Water protectors battling the controversial Dakota Access Pipeline once again faced down police in riot gear, tear gas, and arrests on Monday as Indigenous activists attempted to hold a peaceful prayer walk at the pipeline drilling site alongside the Missouri River near Cannon Ball, North Dakota.
Observers were swift to call attention to the police crackdown:
— Ruth Hopkins (@RuthHHopkins) January 17, 2017
All eyes on Standing Rock as once again indigenous water protectors are being shot, gassed & assaulted in defense of capitalism. #NoDAPL
— #J20 (@Delo_Taylor) January 17, 2017
While the U.S. Army Corps of Engineers last month denied an easement necessary for drilling under the Missouri River, the company behind the pipeline is looking to resume the project once President-elect Donald Trump takes office.
The Republican-dominated North Dakota legislature is also pushing legislation that would make it legal to run over protestors with cars, among other anti-protest measures.

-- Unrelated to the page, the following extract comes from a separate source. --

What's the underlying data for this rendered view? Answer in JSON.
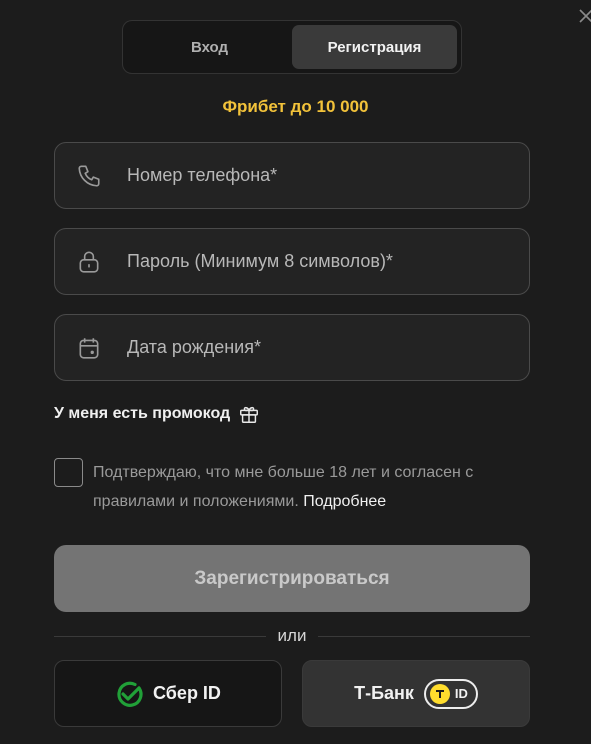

Still, despite the odds, harsh winter weather, and growing tension, Indigenous water protectors and allies are continuing to maintain a presence near the Standing Rock Sioux Tribe's reservation, to protect the Missouri River's water.
In video footage taken at the scene Monday afternoon, water protectors can be seen peacefully chanting and singing in front of a line of riot police holding batons and other weapons:
And in footage filmed later in the evening, clouds of tear gas waft over the water protectors, and the sound of something being shot can be heard as the activists hold strong and continue their peaceful stand into the night:
At least three water protectors were arrested, Reuters reports. Participants in the action also claimed on social media that the police were firing rubber bullets, and alleged that one person was struck by a police snowmobile and taken in an ambulance from the scene:
"On Martin Luther King Jr. Day, ND law enforcement shot at and tear gassed people praying and expressing their 1st amendment rights," observed Dakota/Lakota Sioux writer Ruth Hopkins on Twitter.
And despite widespread condemnation of such aggressive tactics, the police appear to be ramping up their presence. The Indigenous Environmental Network's Dallas Goldtooth posted photos on Facebook Tuesday of "an AN/TWQ-1 Avenger vehicle," a surface-to-air missile system, overlooking the protest camp.
"This is intimidation tactics 101," Goldtooth wrote. "Demonstrate the extent of your power in hopes to deter action."